My first impression of Warsaw was amazement at how big the city was. After chugging along hours of endless fields and crops through Poland, one may not expect to find such a big development out so far from everything else. The next thing that hit me was the language. Very seldom is it that I have found myself in a situation where I do not know a single word of the local language, and hearing Polish all around me was very strange. Polish sounds very much like Russian, and does not stem from Latin, so every word sounds extremely unfamiliar to me.
Before I talk about what I did, I would like to give a little bit of history of Warsaw and Poland. The city’s history dates back all the way to the 9th century, but what is most important when visiting Warsaw today is in some of it’s most recent history. Poland became an independent country in 1918, and later in 1920 defeated the Russian Red Army defending Warsaw. During World War II, Poland suffered the most casualties of any country involved at over six million Poles, half of whom were Jewish. After World War II, Poland fell off of the map and was then controlled by the Soviets. Poland remained Communist, and still not independent from Russia until 1990, when Communism fell and Poland elected it’s first parliamentary president. Much of what I saw in Warsaw greatly reflected it’s rich and dark history.

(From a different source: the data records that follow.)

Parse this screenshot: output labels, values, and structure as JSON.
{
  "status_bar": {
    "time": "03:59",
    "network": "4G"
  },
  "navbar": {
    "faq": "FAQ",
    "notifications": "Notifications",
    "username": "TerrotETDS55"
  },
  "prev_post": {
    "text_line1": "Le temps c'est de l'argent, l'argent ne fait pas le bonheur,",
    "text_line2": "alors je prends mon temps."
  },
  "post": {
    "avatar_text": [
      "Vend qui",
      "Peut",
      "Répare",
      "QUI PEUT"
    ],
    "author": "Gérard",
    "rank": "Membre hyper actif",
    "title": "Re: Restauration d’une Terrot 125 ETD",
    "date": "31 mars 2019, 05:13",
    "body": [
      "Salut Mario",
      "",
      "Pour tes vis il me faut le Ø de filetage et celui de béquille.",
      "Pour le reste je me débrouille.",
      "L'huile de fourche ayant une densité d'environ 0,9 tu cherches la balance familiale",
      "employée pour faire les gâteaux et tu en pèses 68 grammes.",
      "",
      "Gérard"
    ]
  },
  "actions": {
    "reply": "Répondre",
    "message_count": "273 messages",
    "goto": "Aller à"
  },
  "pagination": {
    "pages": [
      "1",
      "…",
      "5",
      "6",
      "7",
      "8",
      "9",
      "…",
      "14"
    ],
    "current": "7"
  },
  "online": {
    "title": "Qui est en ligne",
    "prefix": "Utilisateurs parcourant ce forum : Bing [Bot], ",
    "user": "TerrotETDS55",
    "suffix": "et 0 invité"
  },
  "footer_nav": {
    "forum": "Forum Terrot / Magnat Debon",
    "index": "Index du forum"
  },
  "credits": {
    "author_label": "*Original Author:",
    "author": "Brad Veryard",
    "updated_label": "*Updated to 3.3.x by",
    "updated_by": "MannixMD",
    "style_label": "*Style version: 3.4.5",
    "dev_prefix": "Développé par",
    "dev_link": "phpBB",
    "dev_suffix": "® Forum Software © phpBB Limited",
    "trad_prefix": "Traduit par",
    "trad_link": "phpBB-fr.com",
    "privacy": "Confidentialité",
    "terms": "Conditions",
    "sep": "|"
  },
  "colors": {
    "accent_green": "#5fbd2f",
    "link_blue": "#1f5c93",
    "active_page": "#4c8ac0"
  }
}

I am extremely lucky that I was there visiting with Anna, because for one thing, she is the best tour guide one could ask for. Before my arrival she had prepared herself with several books, and pamphlets all about Warsaw, and the different sites to see. After visiting her very nice apartment, she took me out into the city by way of the underground metro to take some pictures, and see some of the important sites of the city. We walked throughout the old town that had been carefully reconstructed since WWII. We saw the President’s Palace, saw ate a real Polish lunch, and she showed me some of her favorite places to visit. We ended our sightseeing with a climb up to the top of the Palace of Culture and Science, which is a huge skyscraper, constructed as a government building from the Russians, and now has been turned into a museum. At the top, one can look out and get a beautiful view of the city.
After all of our sightseeing, we made it back to Anna’s apartment, and at dinner with her sister, and a friend of theirs. After that was one hectic night on the town. First we went to a friend of Anna’s apartment, and had a few drinks. I think I should have known that the Polish drink of choice is plain old vodka. After that, we went back out into the city where we found ourselves in a club for a short time before heading back, getting some rest, and getting ready for another day of full activities. All of that will be in part three of my trip to Warsaw.